Phone Icon Contact
< Back to Blog
12/02/2015

Bordeaux 2005, 10 Years On - The Results

by Giles Cooper (Head of Marketing & PR)

So it’s two weeks on from our epic Bordeaux 10 years on retrospective and the dust still hasn’t settled. Those of us who were fortunate enough to be in the tasting room that day all agreed that 2005 certainly lives up to the billing; there was value all over the park and at the top of the order, the Firsts and their equivalents were very, very special indeed. Since the event we have had huge demand for many of the wines, and we will continue to search out the stars and offer them if we believe the value is fair.

In the meantime, many of the critics have unveiled their thoughts – and here are a few to give you an idea of the 2005 picture:

 

“There are some truly marvellous examples of this unique, and uniquely long-ageing, category – as witness the collection I describe (below)... Thank you, fine-wine traders Bordeaux Index of London, for assembling this encouraging collection of most of the top names and quite a few others from what is looking like the finest vintage of the 21st century.” Jancis Robinson MW


“First and foremost, the 2005s live up to the billing. They clearly deserve their status as a benchmark vintage, a central pillar of the noughties between 2000 and 2009/2010... Second point to make: the blue-chip First Growths and the supposed pinnacle of Bordeaux are astonishing wines. This is one vintage where it is clutching between straws in deciding a notional "best First Growth" - it depends on the day, the condition of that bottle, what kind of mood you’re in... If I were to take say the top 200 estates then I might actually place 2005 on par with 2009” Neal Martin


“So how good is 2005? Having tasted most of the Classed Growths, including all the First Growths as well as Château Petrus, Le Pin, Cheval Blanc and Château Ausone, this is clearly a year in which quality levels are very high. Like 2010 it’s a big year in every sense. Alcohol and tannin levels are high, particularly on Bordeaux’s Right Bank, but there’s also a rich, concentrated, succulent fruit that, in the case of a wine like Château Palmer, should give pleasure for many years. Crucially, all the wines have a vibrant, dancing acidity that gives the wines their unique selling point: vitality and freshness. This was a year when nature gave such high-quality fruit that those winemakers who didn’t extract too much made wonderful wine—and, in some cases, seriously good wine.” William Lyons


“Looking back at older Bordeaux vintages is always interesting, especially in the run up to en primeur season, but it’s rare to get as comprehensive a go at an older year as the one provided by the annual Bordeaux Index Ten Years On tasting. What a tasting... This was one of Bordeaux’s big vintages of the current millennium, the last biggie before the blockbuster double act of ’09 and ’10. The wines are broader, deeper and more imposing than the 2004s and as you would expect for the most part showing less development than the ’04s did at this time last year. There is more opacity, more of a feel that these are in it for a longer haul.” Victoria Moore

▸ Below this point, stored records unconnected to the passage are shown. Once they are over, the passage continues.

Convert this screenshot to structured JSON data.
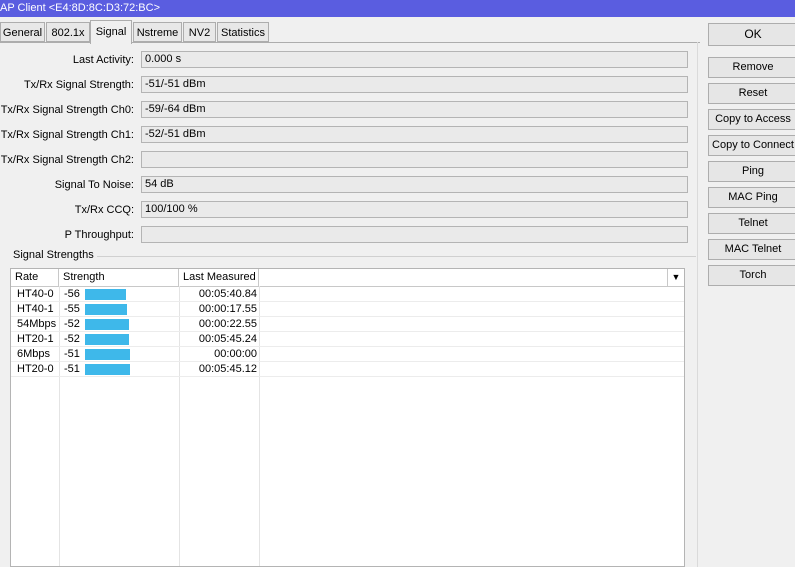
{
  "window": {
    "title": "AP Client <E4:8D:8C:D3:72:BC>"
  },
  "tabs": [
    "General",
    "802.1x",
    "Signal",
    "Nstreme",
    "NV2",
    "Statistics"
  ],
  "active_tab": "Signal",
  "fields": [
    {
      "label": "Last Activity:",
      "value": "0.000 s"
    },
    {
      "label": "Tx/Rx Signal Strength:",
      "value": "-51/-51 dBm"
    },
    {
      "label": "Tx/Rx Signal Strength Ch0:",
      "value": "-59/-64 dBm"
    },
    {
      "label": "Tx/Rx Signal Strength Ch1:",
      "value": "-52/-51 dBm"
    },
    {
      "label": "Tx/Rx Signal Strength Ch2:",
      "value": ""
    },
    {
      "label": "Signal To Noise:",
      "value": "54 dB"
    },
    {
      "label": "Tx/Rx CCQ:",
      "value": "100/100 %"
    },
    {
      "label": "P Throughput:",
      "value": ""
    }
  ],
  "signal_group": {
    "title": "Signal Strengths",
    "columns": [
      "Rate",
      "Strength",
      "Last Measured"
    ],
    "sort_icon": "triangle-down-icon",
    "bar_color": "#3eb8ea",
    "rows": [
      {
        "rate": "HT40-0",
        "strength": "-56",
        "last_measured": "00:05:40.84"
      },
      {
        "rate": "HT40-1",
        "strength": "-55",
        "last_measured": "00:00:17.55"
      },
      {
        "rate": "54Mbps",
        "strength": "-52",
        "last_measured": "00:00:22.55"
      },
      {
        "rate": "HT20-1",
        "strength": "-52",
        "last_measured": "00:05:45.24"
      },
      {
        "rate": "6Mbps",
        "strength": "-51",
        "last_measured": "00:00:00"
      },
      {
        "rate": "HT20-0",
        "strength": "-51",
        "last_measured": "00:05:45.12"
      }
    ]
  },
  "buttons": {
    "ok": "OK",
    "remove": "Remove",
    "reset": "Reset",
    "copy_access": "Copy to Access",
    "copy_connect": "Copy to Connect",
    "ping": "Ping",
    "mac_ping": "MAC Ping",
    "telnet": "Telnet",
    "mac_telnet": "MAC Telnet",
    "torch": "Torch"
  },
  "colors": {
    "titlebar": "#5a5de0"
  }
}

“At the top end, choosing between the First Growths is an exercise in splitting hairs, they are without exception outstanding wines. And for a majority of châteaux these are probably the most complete wines for a generation. Much fresher than 2003, aromatically richer, denser and more complex than earlier fine vintages such as 2000, 1996, 1995 and 1990; more precise, refined and vital than 1982, less powerful than 2009 and 2010. The closest comparison would probably be with the cream of the 1989s. And, for all their scale and grandeur at the highest levels, the sensitively made wines retain a classical Bordeaux feel, namely a sense of moderation and lack of excess. If you have room .... and funds .... I wouldn’t hesitate!” Michael Schuster


“The 2005 claret vintage... has the true air of greatness about it. This is because the style of the wines naturally major on what Bordeaux does best: structure and scent. These are proper, grown-up red wines, with firm tannin, fresh acidity and a true sense of profundity and grab-you-by-the-lapels urgency. They are ageing gracefully and should continue to do so for some time to come.” Peter Richards MW


“2005 is worthy of ‘vintage of the century’ status... Yes, from humble cru bourgeois level wines like Poujeaux to the most extraordinary wines Lafite Rothschild and Petrus, you find much to love in 2005.” Panos Kakaviatos

 

As always, we have kept a tally of the attendees’ Top 5 wines for Quality and Top 5 wines for Value – and the results were as follows:

Quality:

  1. Petrus 2005
  2. Latour 2005
  3. Lafite 2005
  4. Le Pin 2005
  5. Mouton 2005

Value:

  1. Haut Batailley 2005
  2. Poujeaux 2005
  3. Nenin 2005
  4. Potensac 2005
  5. Domaine de Chevalier 2005

 

(It’s worth noting that in fact wines 2-5 in the value category scored the same overall – the places were awarded in a countback first with the number of first places, then with the number of nominations anywhere from 1-5)